Why our Connection to the Forests Can Never Be Overlooked
By Scott Steen
The American spirit has been shaped by the nation’s majestic landscapes. From the mountains and grasslands, to what must have once seemed like endless forests, the untamed, natural world has inspired us to explore, to dream big dreams, and to ponder the transcendent, all while providing us with countless tangible benefits.
Today, Americans seem less and less connected with the natural world that has shaped our national character, while many of our greatest natural resources—including forests—are threatened or disappearing. This disconnection is happening at a time when we need nature more than ever, as our understanding of the fragile and critical connection between the health of the natural world and our own well-being continues to grow. Our stewardship of both rural and urban forests is inextricably linked to the air we breathe, the water we drink, the food we eat, the medicines that heal us, and the temperature of the planet.
In February, the Obama Administration released two policy statements that have major implications for the future of our nation’s forests. Both initiatives deserve bipartisan support.
The America’s Great Outdoors (AGO) report follows President Obama’s April 2010 call for an initiative to reconnect the American people to their nation’s land, water, forests, and cultural heritage, building upon conservation successes in communities across the nation. AGO recognizes that many of the best ideas come from outside of Washington. As the President said in a memo last year, “Across America, communities are uniting to protect the places they love, and developing new approaches to saving and enjoying the outdoors.

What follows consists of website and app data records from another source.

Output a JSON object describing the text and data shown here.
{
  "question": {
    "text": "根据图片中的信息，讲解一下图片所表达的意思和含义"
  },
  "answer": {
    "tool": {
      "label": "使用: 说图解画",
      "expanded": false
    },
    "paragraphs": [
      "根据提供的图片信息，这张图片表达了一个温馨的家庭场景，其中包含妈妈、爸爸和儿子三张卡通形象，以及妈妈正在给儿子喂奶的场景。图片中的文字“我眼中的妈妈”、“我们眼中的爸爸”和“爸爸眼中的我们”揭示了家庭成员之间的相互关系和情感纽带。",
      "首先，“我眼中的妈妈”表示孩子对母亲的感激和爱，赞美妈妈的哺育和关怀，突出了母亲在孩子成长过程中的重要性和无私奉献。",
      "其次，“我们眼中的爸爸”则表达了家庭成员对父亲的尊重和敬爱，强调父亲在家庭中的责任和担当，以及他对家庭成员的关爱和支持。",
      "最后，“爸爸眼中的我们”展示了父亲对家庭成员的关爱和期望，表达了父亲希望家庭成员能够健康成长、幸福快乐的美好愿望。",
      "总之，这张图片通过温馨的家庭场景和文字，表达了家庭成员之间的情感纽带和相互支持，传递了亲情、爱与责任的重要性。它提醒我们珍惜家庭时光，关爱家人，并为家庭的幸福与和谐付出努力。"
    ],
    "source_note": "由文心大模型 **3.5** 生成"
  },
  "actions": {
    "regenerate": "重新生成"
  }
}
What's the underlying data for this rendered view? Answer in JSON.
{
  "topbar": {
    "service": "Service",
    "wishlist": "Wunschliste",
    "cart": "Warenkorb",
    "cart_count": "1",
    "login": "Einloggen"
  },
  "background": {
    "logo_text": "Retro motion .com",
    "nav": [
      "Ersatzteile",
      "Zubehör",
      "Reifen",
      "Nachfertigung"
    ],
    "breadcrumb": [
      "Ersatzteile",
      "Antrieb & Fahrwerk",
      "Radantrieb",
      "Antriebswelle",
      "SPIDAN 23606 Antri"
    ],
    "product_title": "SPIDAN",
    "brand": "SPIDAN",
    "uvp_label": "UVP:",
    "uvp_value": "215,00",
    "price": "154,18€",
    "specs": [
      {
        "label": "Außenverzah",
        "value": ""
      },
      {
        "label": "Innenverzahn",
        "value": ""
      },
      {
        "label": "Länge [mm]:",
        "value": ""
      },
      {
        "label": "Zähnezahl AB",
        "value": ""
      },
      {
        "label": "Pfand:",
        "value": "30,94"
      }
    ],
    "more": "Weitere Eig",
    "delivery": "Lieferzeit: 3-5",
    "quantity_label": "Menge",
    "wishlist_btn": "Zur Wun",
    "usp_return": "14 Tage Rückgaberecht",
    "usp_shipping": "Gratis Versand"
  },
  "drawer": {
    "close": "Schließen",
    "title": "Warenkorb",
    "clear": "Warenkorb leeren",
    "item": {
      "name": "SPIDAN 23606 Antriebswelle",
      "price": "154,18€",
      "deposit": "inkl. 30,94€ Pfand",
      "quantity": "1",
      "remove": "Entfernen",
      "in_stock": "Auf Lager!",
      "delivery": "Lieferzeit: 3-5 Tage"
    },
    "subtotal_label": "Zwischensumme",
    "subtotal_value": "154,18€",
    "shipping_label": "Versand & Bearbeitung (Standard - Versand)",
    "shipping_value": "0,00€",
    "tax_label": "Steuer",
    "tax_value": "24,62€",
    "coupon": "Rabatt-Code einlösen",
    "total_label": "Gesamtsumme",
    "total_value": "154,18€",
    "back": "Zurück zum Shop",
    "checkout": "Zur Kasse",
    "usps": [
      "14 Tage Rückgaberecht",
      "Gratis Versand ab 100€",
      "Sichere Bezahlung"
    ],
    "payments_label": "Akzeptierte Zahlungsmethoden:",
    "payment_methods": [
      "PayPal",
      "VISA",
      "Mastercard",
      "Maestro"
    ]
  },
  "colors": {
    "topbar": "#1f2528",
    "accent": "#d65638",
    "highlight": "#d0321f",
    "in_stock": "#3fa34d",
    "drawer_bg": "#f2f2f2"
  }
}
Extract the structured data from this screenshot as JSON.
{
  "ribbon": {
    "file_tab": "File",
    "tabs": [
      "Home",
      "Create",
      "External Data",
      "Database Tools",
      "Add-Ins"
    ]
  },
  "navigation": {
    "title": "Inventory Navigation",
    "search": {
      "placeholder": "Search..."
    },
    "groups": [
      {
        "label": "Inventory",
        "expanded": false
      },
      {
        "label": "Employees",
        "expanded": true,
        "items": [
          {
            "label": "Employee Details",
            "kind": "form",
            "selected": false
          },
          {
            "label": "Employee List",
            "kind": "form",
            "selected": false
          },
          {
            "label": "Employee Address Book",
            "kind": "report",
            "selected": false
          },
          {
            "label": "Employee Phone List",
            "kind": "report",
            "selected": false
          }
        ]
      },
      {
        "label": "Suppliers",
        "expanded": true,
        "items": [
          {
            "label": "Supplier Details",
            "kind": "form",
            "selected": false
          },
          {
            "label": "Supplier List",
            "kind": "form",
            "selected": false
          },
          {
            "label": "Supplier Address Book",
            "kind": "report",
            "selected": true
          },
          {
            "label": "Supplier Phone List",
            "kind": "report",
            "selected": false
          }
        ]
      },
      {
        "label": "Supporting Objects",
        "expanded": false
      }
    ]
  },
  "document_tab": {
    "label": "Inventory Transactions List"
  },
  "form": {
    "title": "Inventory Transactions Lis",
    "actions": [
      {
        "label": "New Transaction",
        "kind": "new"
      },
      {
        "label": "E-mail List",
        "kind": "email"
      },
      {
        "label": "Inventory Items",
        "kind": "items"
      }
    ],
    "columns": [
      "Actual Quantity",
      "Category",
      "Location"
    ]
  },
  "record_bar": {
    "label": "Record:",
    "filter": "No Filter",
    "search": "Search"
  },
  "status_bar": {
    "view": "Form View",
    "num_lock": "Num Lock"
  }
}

They are bringing together farmers and ranchers, land trusts, recreation and conservation groups, sportsmen, community park groups, governments and industry, and people from all over the country to develop new partnerships and innovative programs to protect and restore our outdoor legacy.” AGO seeks to make the Federal Government a better partner with states, native tribes, and local communities in an effort to protect our nation’s natural heritage, and encourage all Americans to enjoy it more.
The Forest Service’s Planning Rule proposes a set of policies for future management of our 191-million-acre National Forest System and the rules by which the public will be engaged in decisions for this management. “This proposed planning rule seeks to conserve our forests for the benefit of water, wildlife, recreation, and the economic vitality of our rural communities,” Agriculture Secretary Tom Vilsack said. “The proposed rule will provide the tools to the Forest Service to make our forests more resilient to many threats, including pests, catastrophic fire, and climate change.”
Both of these policies hold great promise as they seek to engage people in rural and urban communities, connect us to the forests and natural landscapes that surround us, and encourage all of us to participate in the restoration and protection of our vital forestland. Both have been developed with extensive public involvement. They reflect the kind of balanced, clear-headed approaches that American Forests has advocated throughout its history. Specifically, both of these proposals:
• Engage people in the communities where they live, viewing citizens and both public and private institutions as partners in the planning process
• Work through multi-stakeholder, collaborative processes to identify priority issues, develop solutions, and implement actions
• Invest in landscape or watershed-scale initiatives that involve all lands and landowners, and seek long-term ecosystem restoration
• Employ a management approach that seeks to learn throughout the process and make adjustments accordingly
The vision and principles in these documents are also reflected in the Administration’s Fiscal Year 2012 funding proposals for the Forest Service, which are now being considered by Congress. American Forests recently submitted testimony to the House Interior Appropriations Subcommittee supporting strong funding for many of the programs advancing this vision.
As I write this, Washington is engaged in a fierce budget battle to fund the rest of 2011. And while these are no doubt difficult times with many competing priorities, we cannot lose sight of the fact that our natural legacy is also our promise for the future. Investing a little in America’s forests pays off in countless ways that benefit us directly, as well as future generations: cleaner air, cleaner water, recreation, wildlife habitat, new medicines, and a cooler planet, to name a few.
America’s Great Outdoors and the Forest Service Planning Rule can help us to realize these benefits. This focus on our great landscapes in general, and forests in particular, also reminds us of the intimate connection between our natural world and our national character—of independence and interdependence, the willingness and ingenuity to face tough obstacles, a generosity of spirit, and the inspiration to dream big. With all that is going on in the world today, we could use the reminder.